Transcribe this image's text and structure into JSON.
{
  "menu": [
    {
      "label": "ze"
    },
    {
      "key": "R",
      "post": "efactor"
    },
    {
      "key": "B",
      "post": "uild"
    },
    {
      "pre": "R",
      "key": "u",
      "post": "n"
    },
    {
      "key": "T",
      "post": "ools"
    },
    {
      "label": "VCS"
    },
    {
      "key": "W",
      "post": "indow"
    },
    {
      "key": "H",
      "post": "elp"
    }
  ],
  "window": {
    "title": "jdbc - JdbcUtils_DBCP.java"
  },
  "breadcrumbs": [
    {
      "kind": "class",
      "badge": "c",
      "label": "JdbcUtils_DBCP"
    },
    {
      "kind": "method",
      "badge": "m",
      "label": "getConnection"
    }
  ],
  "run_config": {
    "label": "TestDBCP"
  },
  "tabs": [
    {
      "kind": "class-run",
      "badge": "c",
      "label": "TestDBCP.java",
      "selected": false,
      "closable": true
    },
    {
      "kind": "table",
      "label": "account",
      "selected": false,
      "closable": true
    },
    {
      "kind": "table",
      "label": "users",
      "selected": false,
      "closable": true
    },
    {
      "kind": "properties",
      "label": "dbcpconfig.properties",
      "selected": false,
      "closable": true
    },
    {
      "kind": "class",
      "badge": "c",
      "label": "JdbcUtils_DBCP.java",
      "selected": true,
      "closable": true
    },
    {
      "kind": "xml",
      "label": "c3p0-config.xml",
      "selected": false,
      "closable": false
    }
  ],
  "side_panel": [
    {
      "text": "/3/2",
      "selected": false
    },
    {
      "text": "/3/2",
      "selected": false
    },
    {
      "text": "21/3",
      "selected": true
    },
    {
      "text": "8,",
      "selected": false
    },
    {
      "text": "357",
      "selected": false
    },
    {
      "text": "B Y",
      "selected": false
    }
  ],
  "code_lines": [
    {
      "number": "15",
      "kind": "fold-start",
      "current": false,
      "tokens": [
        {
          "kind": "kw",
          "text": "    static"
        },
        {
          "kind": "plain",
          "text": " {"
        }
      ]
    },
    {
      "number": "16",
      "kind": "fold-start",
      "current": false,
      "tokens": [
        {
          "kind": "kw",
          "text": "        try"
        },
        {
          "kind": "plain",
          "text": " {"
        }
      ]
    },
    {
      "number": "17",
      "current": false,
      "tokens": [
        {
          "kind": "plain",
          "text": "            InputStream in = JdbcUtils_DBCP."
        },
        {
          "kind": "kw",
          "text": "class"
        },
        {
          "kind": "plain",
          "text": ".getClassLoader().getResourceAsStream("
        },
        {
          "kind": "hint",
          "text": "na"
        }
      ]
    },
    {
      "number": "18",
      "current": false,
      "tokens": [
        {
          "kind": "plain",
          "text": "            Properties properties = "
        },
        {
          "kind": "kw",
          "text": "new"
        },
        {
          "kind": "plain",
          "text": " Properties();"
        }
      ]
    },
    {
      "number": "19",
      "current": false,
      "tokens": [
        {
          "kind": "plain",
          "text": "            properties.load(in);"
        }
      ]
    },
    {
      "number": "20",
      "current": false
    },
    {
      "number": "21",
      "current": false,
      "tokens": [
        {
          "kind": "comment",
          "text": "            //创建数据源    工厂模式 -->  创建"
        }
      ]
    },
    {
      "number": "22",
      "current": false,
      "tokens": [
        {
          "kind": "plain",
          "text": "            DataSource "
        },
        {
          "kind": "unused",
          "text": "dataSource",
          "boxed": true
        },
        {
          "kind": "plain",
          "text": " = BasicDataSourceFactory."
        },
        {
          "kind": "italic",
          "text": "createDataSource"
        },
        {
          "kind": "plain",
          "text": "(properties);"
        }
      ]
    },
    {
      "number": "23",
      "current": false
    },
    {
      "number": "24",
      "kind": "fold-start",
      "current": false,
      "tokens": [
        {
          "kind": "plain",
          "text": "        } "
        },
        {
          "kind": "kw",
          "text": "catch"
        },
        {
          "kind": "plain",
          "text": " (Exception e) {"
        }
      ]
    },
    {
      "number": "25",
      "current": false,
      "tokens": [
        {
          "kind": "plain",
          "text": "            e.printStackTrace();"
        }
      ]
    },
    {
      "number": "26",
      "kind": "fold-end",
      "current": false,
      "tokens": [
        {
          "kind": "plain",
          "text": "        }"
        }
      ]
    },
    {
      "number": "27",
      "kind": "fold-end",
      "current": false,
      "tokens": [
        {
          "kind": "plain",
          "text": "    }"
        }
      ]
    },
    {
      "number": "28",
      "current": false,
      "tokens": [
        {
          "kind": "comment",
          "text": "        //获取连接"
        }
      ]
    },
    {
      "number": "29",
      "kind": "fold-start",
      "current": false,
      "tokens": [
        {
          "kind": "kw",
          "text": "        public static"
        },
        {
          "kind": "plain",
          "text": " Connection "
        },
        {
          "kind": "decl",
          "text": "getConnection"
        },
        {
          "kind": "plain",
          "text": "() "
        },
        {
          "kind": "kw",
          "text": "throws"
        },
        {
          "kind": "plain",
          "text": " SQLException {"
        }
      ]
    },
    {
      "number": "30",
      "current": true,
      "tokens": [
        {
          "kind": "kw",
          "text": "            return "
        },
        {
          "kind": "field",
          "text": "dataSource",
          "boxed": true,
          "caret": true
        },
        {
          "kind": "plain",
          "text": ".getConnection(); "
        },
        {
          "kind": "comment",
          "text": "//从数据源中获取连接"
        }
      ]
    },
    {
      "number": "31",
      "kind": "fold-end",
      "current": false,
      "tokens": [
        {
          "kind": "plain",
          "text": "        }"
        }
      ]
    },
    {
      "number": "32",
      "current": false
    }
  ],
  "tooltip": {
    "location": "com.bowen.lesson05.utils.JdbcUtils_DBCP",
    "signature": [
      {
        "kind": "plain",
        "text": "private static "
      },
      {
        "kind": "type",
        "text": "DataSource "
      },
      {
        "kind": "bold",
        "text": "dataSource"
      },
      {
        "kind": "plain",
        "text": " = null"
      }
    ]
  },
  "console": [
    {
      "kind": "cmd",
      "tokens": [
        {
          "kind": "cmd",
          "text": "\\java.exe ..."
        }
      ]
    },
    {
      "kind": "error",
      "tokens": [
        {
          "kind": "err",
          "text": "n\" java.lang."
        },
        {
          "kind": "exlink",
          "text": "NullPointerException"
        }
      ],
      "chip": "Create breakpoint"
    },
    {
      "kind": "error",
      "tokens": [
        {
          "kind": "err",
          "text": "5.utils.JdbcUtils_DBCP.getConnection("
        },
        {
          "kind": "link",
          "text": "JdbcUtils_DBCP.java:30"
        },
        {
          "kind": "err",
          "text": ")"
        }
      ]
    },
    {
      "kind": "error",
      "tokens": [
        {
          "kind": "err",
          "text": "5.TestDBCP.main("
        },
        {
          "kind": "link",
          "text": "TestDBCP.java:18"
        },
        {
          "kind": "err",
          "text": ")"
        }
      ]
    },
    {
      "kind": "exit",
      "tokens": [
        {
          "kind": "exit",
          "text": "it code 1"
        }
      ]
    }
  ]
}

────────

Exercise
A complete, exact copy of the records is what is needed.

Answer section
Transcribe this image's text and structure into JSON.
{
  "menu": [
    {
      "label": "ze"
    },
    {
      "key": "R",
      "post": "efactor"
    },
    {
      "key": "B",
      "post": "uild"
    },
    {
      "pre": "R",
      "key": "u",
      "post": "n"
    },
    {
      "key": "T",
      "post": "ools"
    },
    {
      "label": "VCS"
    },
    {
      "key": "W",
      "post": "indow"
    },
    {
      "key": "H",
      "post": "elp"
    }
  ],
  "window": {
    "title": "jdbc - JdbcUtils_DBCP.java"
  },
  "breadcrumbs": [
    {
      "kind": "class",
      "badge": "c",
      "label": "JdbcUtils_DBCP"
    },
    {
      "kind": "method",
      "badge": "m",
      "label": "getConnection"
    }
  ],
  "run_config": {
    "label": "TestDBCP"
  },
  "tabs": [
    {
      "kind": "class-run",
      "badge": "c",
      "label": "TestDBCP.java",
      "selected": false,
      "closable": true
    },
    {
      "kind": "table",
      "label": "account",
      "selected": false,
      "closable": true
    },
    {
      "kind": "table",
      "label": "users",
      "selected": false,
      "closable": true
    },
    {
      "kind": "properties",
      "label": "dbcpconfig.properties",
      "selected": false,
      "closable": true
    },
    {
      "kind": "class",
      "badge": "c",
      "label": "JdbcUtils_DBCP.java",
      "selected": true,
      "closable": true
    },
    {
      "kind": "xml",
      "label": "c3p0-config.xml",
      "selected": false,
      "closable": false
    }
  ],
  "side_panel": [
    {
      "text": "/3/2",
      "selected": false
    },
    {
      "text": "/3/2",
      "selected": false
    },
    {
      "text": "21/3",
      "selected": true
    },
    {
      "text": "8,",
      "selected": false
    },
    {
      "text": "357",
      "selected": false
    },
    {
      "text": "B Y",
      "selected": false
    }
  ],
  "code_lines": [
    {
      "number": "15",
      "kind": "fold-start",
      "current": false,
      "tokens": [
        {
          "kind": "kw",
          "text": "    static"
        },
        {
          "kind": "plain",
          "text": " {"
        }
      ]
    },
    {
      "number": "16",
      "kind": "fold-start",
      "current": false,
      "tokens": [
        {
          "kind": "kw",
          "text": "        try"
        },
        {
          "kind": "plain",
          "text": " {"
        }
      ]
    },
    {
      "number": "17",
      "current": false,
      "tokens": [
        {
          "kind": "plain",
          "text": "            InputStream in = JdbcUtils_DBCP."
        },
        {
          "kind": "kw",
          "text": "class"
        },
        {
          "kind": "plain",
          "text": ".getClassLoader().getResourceAsStream("
        },
        {
          "kind": "hint",
          "text": "na"
        }
      ]
    },
    {
      "number": "18",
      "current": false,
      "tokens": [
        {
          "kind": "plain",
          "text": "            Properties properties = "
        },
        {
          "kind": "kw",
          "text": "new"
        },
        {
          "kind": "plain",
          "text": " Properties();"
        }
      ]
    },
    {
      "number": "19",
      "current": false,
      "tokens": [
        {
          "kind": "plain",
          "text": "            properties.load(in);"
        }
      ]
    },
    {
      "number": "20",
      "current": false
    },
    {
      "number": "21",
      "current": false,
      "tokens": [
        {
          "kind": "comment",
          "text": "            //创建数据源    工厂模式 -->  创建"
        }
      ]
    },
    {
      "number": "22",
      "current": false,
      "tokens": [
        {
          "kind": "plain",
          "text": "            DataSource "
        },
        {
          "kind": "unused",
          "text": "dataSource",
          "boxed": true
        },
        {
          "kind": "plain",
          "text": " = BasicDataSourceFactory."
        },
        {
          "kind": "italic",
          "text": "createDataSource"
        },
        {
          "kind": "plain",
          "text": "(properties);"
        }
      ]
    },
    {
      "number": "23",
      "current": false
    },
    {
      "number": "24",
      "kind": "fold-start",
      "current": false,
      "tokens": [
        {
          "kind": "plain",
          "text": "        } "
        },
        {
          "kind": "kw",
          "text": "catch"
        },
        {
          "kind": "plain",
          "text": " (Exception e) {"
        }
      ]
    },
    {
      "number": "25",
      "current": false,
      "tokens": [
        {
          "kind": "plain",
          "text": "            e.printStackTrace();"
        }
      ]
    },
    {
      "number": "26",
      "kind": "fold-end",
      "current": false,
      "tokens": [
        {
          "kind": "plain",
          "text": "        }"
        }
      ]
    },
    {
      "number": "27",
      "kind": "fold-end",
      "current": false,
      "tokens": [
        {
          "kind": "plain",
          "text": "    }"
        }
      ]
    },
    {
      "number": "28",
      "current": false,
      "tokens": [
        {
          "kind": "comment",
          "text": "        //获取连接"
        }
      ]
    },
    {
      "number": "29",
      "kind": "fold-start",
      "current": false,
      "tokens": [
        {
          "kind": "kw",
          "text": "        public static"
        },
        {
          "kind": "plain",
          "text": " Connection "
        },
        {
          "kind": "decl",
          "text": "getConnection"
        },
        {
          "kind": "plain",
          "text": "() "
        },
        {
          "kind": "kw",
          "text": "throws"
        },
        {
          "kind": "plain",
          "text": " SQLException {"
        }
      ]
    },
    {
      "number": "30",
      "current": true,
      "tokens": [
        {
          "kind": "kw",
          "text": "            return "
        },
        {
          "kind": "field",
          "text": "dataSource",
          "boxed": true,
          "caret": true
        },
        {
          "kind": "plain",
          "text": ".getConnection(); "
        },
        {
          "kind": "comment",
          "text": "//从数据源中获取连接"
        }
      ]
    },
    {
      "number": "31",
      "kind": "fold-end",
      "current": false,
      "tokens": [
        {
          "kind": "plain",
          "text": "        }"
        }
      ]
    },
    {
      "number": "32",
      "current": false
    }
  ],
  "tooltip": {
    "location": "com.bowen.lesson05.utils.JdbcUtils_DBCP",
    "signature": [
      {
        "kind": "plain",
        "text": "private static "
      },
      {
        "kind": "type",
        "text": "DataSource "
      },
      {
        "kind": "bold",
        "text": "dataSource"
      },
      {
        "kind": "plain",
        "text": " = null"
      }
    ]
  },
  "console": [
    {
      "kind": "cmd",
      "tokens": [
        {
          "kind": "cmd",
          "text": "\\java.exe ..."
        }
      ]
    },
    {
      "kind": "error",
      "tokens": [
        {
          "kind": "err",
          "text": "n\" java.lang."
        },
        {
          "kind": "exlink",
          "text": "NullPointerException"
        }
      ],
      "chip": "Create breakpoint"
    },
    {
      "kind": "error",
      "tokens": [
        {
          "kind": "err",
          "text": "5.utils.JdbcUtils_DBCP.getConnection("
        },
        {
          "kind": "link",
          "text": "JdbcUtils_DBCP.java:30"
        },
        {
          "kind": "err",
          "text": ")"
        }
      ]
    },
    {
      "kind": "error",
      "tokens": [
        {
          "kind": "err",
          "text": "5.TestDBCP.main("
        },
        {
          "kind": "link",
          "text": "TestDBCP.java:18"
        },
        {
          "kind": "err",
          "text": ")"
        }
      ]
    },
    {
      "kind": "exit",
      "tokens": [
        {
          "kind": "exit",
          "text": "it code 1"
        }
      ]
    }
  ]
}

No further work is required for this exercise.